Although in this day and age it is normal for people to talk about trash on social media, harassing and threatening athletes because of their appearance should not be considered normal or acceptable. The threat against Liddell was so strong that the local police department reportedly dispatched additional patrol cars in the area around his residence.
After top seed Michigan lost heavily to 11th seed UCLA on Tuesday night, social media ugliness turned its attention to Wolverines and, in particular, second-tier keeper Franz Wagner. In one of his toughest matches of the season, Wagner struggled through the night against UCLA – finishing 1-10 off the floor with just four points of the night. Wagner missed two three-pointers in the final that would have given Michigan the lead, including an aerial ball with 12 seconds remaining and what would have been the winner of the match with just 0.5 seconds remaining.

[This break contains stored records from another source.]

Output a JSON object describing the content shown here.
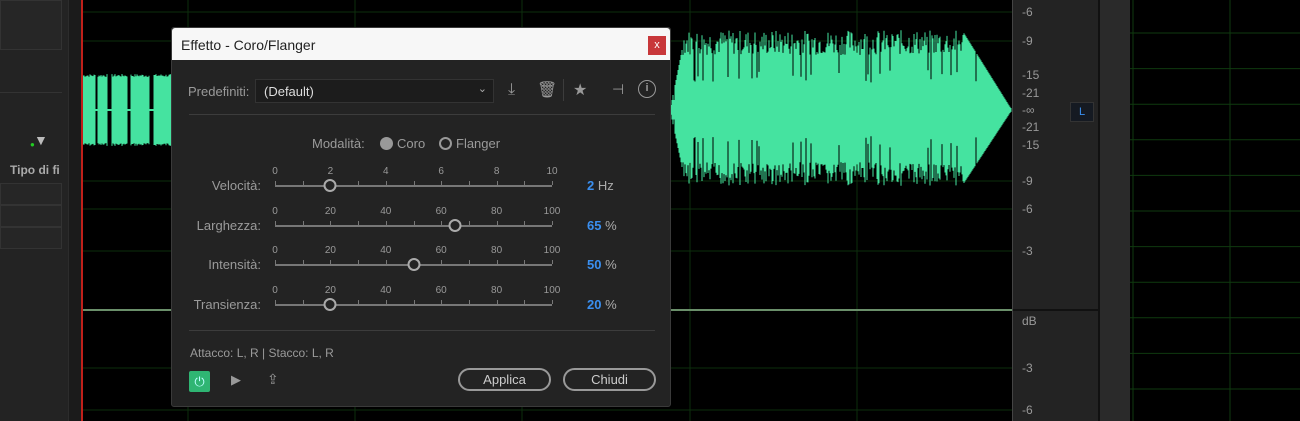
{
  "left_panel": {
    "filter_label": "Tipo di fi"
  },
  "ruler": {
    "top_labels": [
      "-6",
      "-9",
      "-15",
      "-21",
      "-∞",
      "-21",
      "-15",
      "-9",
      "-6",
      "-3"
    ],
    "unit": "dB",
    "bottom_labels": [
      "-3",
      "-6"
    ],
    "channel": "L"
  },
  "colors": {
    "waveform": "#45e3a0",
    "accent": "#3a8ff0",
    "close": "#c8373a",
    "power": "#2fb573"
  },
  "dialog": {
    "title": "Effetto - Coro/Flanger",
    "close_label": "x",
    "preset_label": "Predefiniti:",
    "preset_value": "(Default)",
    "mode_label": "Modalità:",
    "modes": [
      {
        "label": "Coro",
        "selected": true
      },
      {
        "label": "Flanger",
        "selected": false
      }
    ],
    "sliders": [
      {
        "label": "Velocità:",
        "min": 0,
        "max": 10,
        "ticks": [
          "0",
          "2",
          "4",
          "6",
          "8",
          "10"
        ],
        "value": 2,
        "value_text": "2",
        "unit": "Hz"
      },
      {
        "label": "Larghezza:",
        "min": 0,
        "max": 100,
        "ticks": [
          "0",
          "20",
          "40",
          "60",
          "80",
          "100"
        ],
        "value": 65,
        "value_text": "65",
        "unit": "%"
      },
      {
        "label": "Intensità:",
        "min": 0,
        "max": 100,
        "ticks": [
          "0",
          "20",
          "40",
          "60",
          "80",
          "100"
        ],
        "value": 50,
        "value_text": "50",
        "unit": "%"
      },
      {
        "label": "Transienza:",
        "min": 0,
        "max": 100,
        "ticks": [
          "0",
          "20",
          "40",
          "60",
          "80",
          "100"
        ],
        "value": 20,
        "value_text": "20",
        "unit": "%"
      }
    ],
    "routing": "Attacco: L, R | Stacco: L, R",
    "apply_label": "Applica",
    "close_button_label": "Chiudi"
  }
}
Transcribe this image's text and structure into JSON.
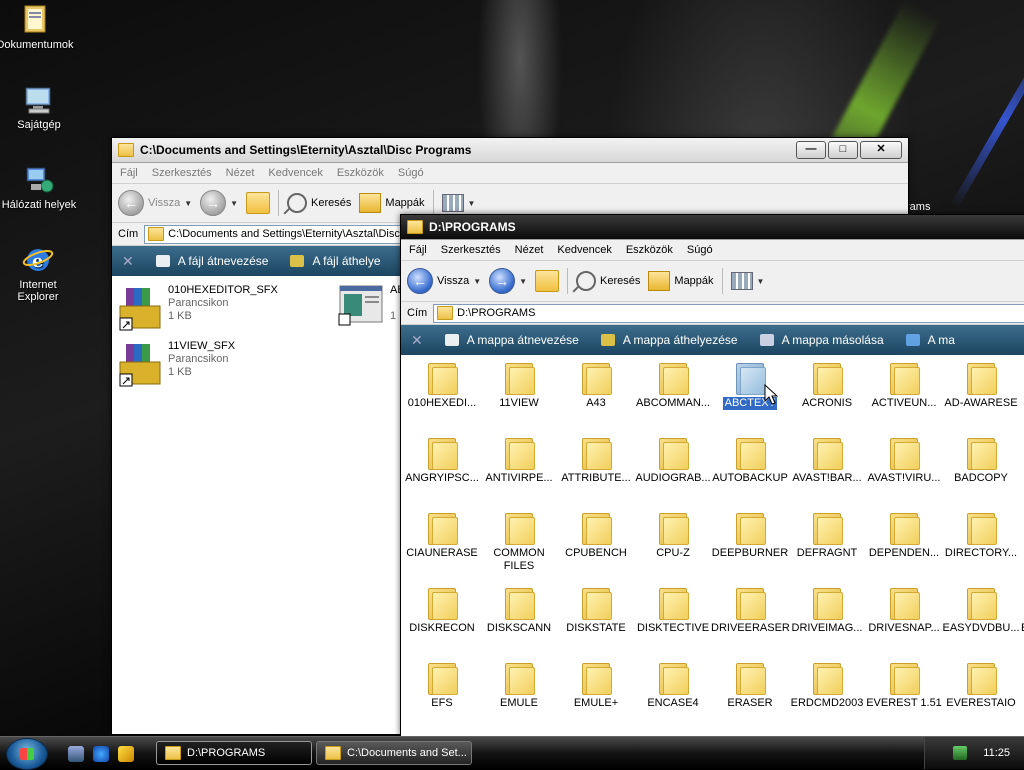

To be clear, Michigan’s struggles on Tuesday night didn’t start and end with Franz Wagner. Not even close. In fact, only one Wolverine scored double digits that night – Hunter Dickinson’s Top Ten of New Year’s Students. Even though Dickinson was able to find the double digits, he still missed an important shot that could help turn the result. Along with Wagner, senior guards Eli Brooks and Mike Smith shot a combined 5-25 from the floor – their worst collective performance of all season. Make no mistake, Michigan’s defeat against UCLA on Tuesday night was a total team effort.
Despite the fact, that hasn’t stopped some people on social media from voting for Wagner in the ugliest way imaginable. “Go back to Germany and play in the trash league you came from,” read one comment by @cadyntrenum_. Comments on Wagner range from racial assaults to profound personal attacks about who he is as a person, going beyond the mundane trash talk that often takes place in sport.
Unfortunately, this has become part of the new norm with athletes, fans and social media.
While there is very little that can be done regarding online harassment in the short term, it is certainly an issue that needs to be taken seriously in the future. In general, people have become too comfortable saying things behind the keyboard that they wouldn’t say if they stood face to face with the subject of their attack. The same can be said for the way some fans choose to interact with players and coaches in friendly arenas or stadiums.
Simply put, we have to do better than this.